**Element data from apps and pages**:

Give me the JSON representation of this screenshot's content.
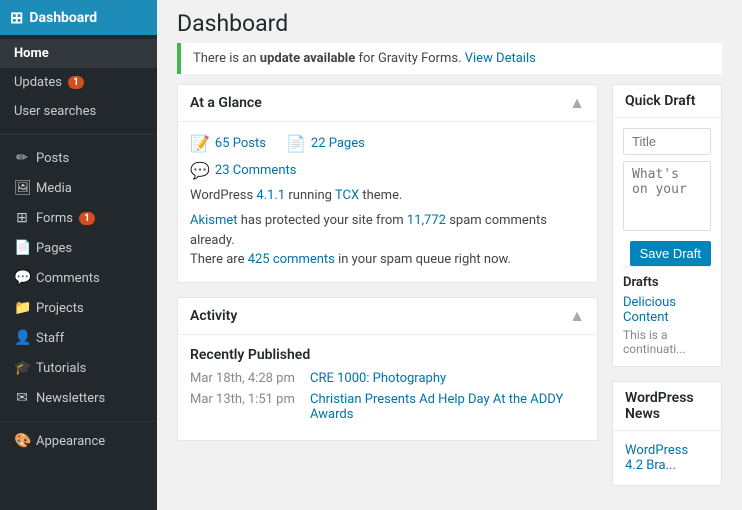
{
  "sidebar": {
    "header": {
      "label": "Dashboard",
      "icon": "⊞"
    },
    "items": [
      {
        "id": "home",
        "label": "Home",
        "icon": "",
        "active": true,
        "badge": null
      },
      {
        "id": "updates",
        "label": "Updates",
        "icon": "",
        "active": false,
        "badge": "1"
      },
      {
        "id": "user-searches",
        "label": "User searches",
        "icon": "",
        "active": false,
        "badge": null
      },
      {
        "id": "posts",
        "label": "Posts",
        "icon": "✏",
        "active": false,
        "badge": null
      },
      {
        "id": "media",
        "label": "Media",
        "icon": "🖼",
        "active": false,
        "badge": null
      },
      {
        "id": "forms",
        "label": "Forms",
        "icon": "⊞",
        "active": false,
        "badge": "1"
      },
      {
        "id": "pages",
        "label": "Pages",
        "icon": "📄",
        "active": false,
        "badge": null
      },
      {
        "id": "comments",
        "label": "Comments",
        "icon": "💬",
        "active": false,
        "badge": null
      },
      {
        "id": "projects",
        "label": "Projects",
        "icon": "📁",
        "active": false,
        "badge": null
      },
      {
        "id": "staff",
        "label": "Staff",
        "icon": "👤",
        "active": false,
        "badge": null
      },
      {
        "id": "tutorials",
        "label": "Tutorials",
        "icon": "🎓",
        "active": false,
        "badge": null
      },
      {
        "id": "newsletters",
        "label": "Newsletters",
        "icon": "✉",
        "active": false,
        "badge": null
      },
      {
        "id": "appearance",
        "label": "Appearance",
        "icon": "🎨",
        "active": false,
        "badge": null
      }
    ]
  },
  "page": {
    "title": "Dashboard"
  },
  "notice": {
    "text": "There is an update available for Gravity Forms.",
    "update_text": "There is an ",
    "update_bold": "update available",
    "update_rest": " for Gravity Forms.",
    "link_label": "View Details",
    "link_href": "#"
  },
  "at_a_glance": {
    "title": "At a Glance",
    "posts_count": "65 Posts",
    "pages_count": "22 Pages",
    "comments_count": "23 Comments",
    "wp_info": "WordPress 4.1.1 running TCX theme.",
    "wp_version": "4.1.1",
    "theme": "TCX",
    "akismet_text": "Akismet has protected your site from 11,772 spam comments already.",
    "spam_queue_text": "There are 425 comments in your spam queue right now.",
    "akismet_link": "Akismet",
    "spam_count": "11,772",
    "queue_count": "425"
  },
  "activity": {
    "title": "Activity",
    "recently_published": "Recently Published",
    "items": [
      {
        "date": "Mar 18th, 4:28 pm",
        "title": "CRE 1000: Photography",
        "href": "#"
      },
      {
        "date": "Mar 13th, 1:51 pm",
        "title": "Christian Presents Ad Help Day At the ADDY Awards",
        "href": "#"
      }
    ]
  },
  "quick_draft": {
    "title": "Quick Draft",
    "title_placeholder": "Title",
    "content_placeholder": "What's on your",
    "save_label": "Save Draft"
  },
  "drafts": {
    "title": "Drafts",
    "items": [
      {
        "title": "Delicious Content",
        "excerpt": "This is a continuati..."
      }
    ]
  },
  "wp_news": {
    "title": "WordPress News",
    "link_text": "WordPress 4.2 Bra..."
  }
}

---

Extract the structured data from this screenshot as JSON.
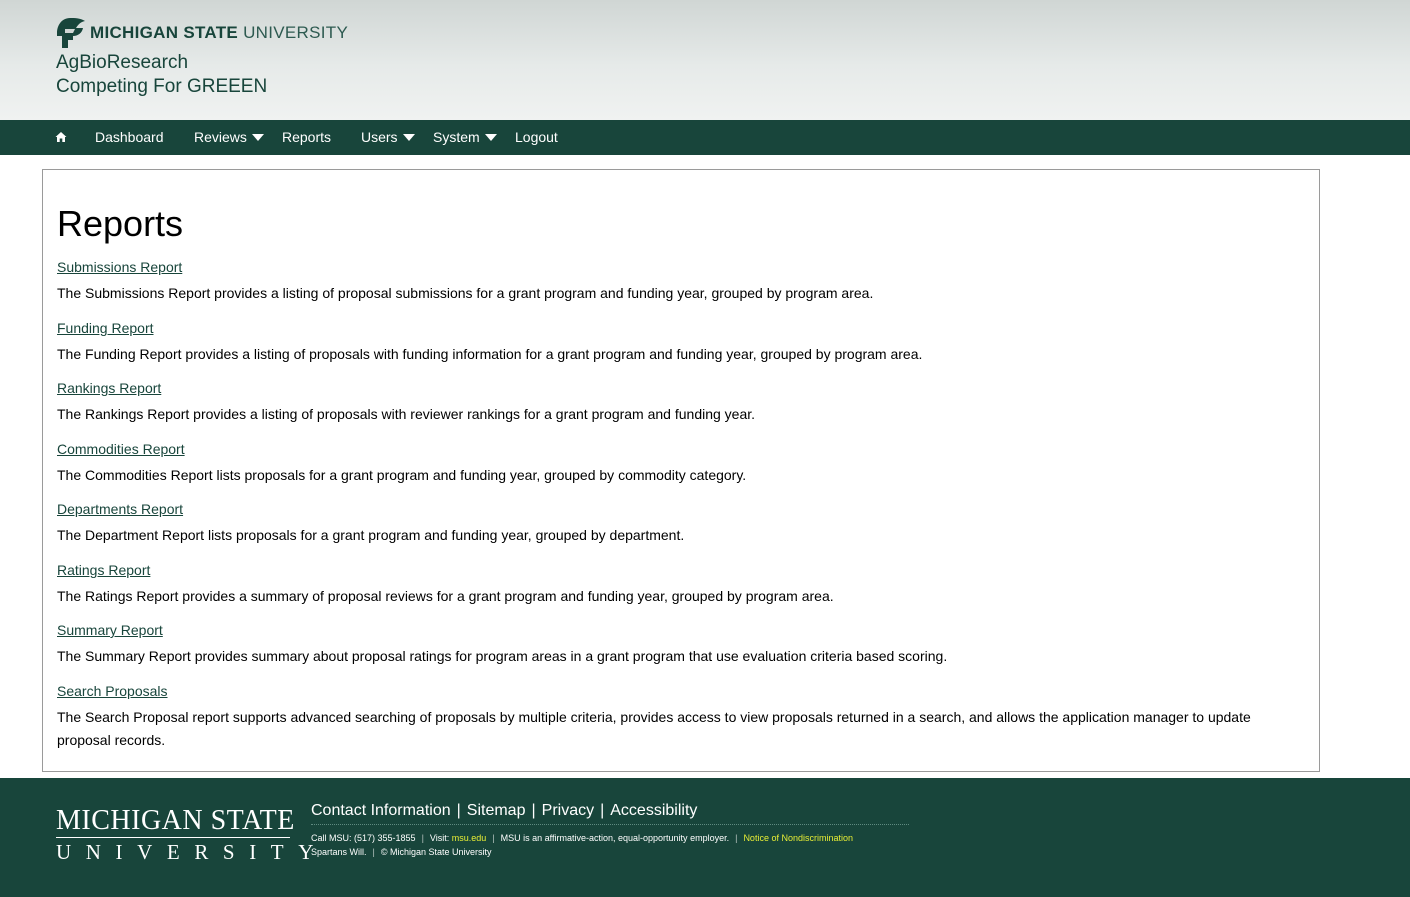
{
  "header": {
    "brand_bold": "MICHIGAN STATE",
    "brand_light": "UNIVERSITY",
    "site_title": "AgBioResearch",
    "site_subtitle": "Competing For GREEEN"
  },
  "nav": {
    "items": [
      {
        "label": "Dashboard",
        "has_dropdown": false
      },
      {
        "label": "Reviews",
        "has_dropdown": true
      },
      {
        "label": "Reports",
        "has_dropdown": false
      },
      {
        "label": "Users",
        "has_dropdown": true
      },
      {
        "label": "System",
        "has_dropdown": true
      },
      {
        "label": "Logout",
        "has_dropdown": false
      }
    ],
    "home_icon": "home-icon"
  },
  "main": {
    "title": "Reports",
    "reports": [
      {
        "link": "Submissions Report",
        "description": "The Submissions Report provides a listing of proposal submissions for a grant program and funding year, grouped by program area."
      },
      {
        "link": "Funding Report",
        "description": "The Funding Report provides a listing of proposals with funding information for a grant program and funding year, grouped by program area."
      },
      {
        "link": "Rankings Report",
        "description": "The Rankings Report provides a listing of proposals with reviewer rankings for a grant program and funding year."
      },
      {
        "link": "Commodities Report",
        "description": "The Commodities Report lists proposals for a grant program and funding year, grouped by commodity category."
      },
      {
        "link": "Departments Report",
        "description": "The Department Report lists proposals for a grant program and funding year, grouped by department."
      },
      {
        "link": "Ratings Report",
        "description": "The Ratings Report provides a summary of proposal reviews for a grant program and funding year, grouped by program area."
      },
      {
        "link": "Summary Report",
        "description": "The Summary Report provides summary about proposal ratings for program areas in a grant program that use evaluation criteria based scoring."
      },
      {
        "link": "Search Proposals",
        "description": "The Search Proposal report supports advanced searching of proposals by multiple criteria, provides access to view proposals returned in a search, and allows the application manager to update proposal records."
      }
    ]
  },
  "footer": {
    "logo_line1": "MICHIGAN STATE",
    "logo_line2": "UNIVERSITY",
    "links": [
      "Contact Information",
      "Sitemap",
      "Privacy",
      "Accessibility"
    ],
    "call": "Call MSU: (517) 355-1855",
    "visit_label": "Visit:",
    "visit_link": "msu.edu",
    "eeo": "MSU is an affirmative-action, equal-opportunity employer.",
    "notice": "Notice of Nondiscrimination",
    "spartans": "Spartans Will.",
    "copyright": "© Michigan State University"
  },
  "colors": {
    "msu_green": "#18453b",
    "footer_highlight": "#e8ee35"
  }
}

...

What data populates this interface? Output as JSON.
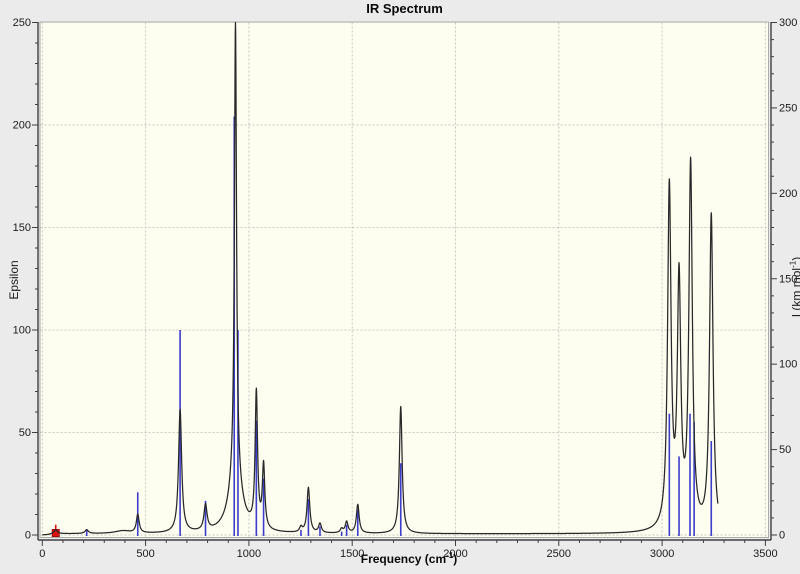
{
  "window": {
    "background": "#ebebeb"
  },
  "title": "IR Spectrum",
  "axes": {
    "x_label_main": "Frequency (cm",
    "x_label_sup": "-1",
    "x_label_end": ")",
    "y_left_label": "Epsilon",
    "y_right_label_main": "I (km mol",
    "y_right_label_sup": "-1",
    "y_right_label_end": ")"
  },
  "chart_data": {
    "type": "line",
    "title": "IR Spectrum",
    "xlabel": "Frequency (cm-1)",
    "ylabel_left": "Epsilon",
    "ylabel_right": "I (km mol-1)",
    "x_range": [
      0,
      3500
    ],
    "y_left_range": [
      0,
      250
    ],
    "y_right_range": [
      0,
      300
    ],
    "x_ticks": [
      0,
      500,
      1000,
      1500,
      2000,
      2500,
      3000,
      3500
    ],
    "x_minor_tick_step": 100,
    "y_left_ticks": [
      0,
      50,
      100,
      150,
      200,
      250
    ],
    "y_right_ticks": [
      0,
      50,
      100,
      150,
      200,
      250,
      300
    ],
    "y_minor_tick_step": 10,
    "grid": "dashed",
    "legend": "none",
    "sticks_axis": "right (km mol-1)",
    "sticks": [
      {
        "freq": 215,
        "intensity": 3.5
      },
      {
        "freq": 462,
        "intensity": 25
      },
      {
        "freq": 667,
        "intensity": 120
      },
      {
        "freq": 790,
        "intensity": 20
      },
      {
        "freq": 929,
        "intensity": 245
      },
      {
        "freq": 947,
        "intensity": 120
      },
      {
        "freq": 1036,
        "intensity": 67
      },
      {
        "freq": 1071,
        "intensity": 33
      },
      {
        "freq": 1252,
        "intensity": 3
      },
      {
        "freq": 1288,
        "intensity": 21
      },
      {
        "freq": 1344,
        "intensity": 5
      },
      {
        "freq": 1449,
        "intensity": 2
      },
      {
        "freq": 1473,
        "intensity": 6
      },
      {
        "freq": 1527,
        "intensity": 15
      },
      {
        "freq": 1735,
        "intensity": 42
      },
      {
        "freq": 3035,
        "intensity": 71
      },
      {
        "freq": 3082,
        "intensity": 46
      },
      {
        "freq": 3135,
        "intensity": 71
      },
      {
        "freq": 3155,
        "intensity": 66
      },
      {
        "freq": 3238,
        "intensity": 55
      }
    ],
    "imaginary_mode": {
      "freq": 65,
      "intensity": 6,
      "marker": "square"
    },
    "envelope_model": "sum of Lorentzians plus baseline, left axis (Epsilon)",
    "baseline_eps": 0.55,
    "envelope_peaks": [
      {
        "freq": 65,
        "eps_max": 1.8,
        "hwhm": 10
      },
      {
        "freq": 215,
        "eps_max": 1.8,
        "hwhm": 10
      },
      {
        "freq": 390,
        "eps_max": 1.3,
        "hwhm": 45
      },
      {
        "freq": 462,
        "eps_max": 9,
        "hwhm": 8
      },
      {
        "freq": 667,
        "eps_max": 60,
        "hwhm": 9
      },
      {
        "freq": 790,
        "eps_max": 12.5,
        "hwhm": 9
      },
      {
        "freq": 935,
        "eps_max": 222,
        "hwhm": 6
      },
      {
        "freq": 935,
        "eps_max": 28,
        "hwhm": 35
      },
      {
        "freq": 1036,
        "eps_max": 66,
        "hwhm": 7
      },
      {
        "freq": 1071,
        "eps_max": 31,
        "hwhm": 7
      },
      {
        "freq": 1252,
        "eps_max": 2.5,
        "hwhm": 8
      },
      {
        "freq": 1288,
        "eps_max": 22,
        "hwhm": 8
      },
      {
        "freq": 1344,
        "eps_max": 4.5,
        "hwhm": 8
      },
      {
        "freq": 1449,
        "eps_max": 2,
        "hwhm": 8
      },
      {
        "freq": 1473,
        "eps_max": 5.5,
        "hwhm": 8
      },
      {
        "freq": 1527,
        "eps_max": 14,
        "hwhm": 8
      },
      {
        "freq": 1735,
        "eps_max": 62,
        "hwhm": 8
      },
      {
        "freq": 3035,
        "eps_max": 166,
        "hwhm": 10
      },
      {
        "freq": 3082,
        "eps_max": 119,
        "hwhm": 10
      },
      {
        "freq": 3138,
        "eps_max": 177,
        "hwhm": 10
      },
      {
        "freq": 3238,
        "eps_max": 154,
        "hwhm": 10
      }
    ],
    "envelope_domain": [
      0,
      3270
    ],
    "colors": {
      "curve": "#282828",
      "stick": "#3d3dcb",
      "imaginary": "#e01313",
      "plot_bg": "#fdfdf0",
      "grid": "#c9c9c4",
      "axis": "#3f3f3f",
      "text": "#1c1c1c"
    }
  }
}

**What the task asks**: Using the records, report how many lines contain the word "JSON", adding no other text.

**Answer section**: 3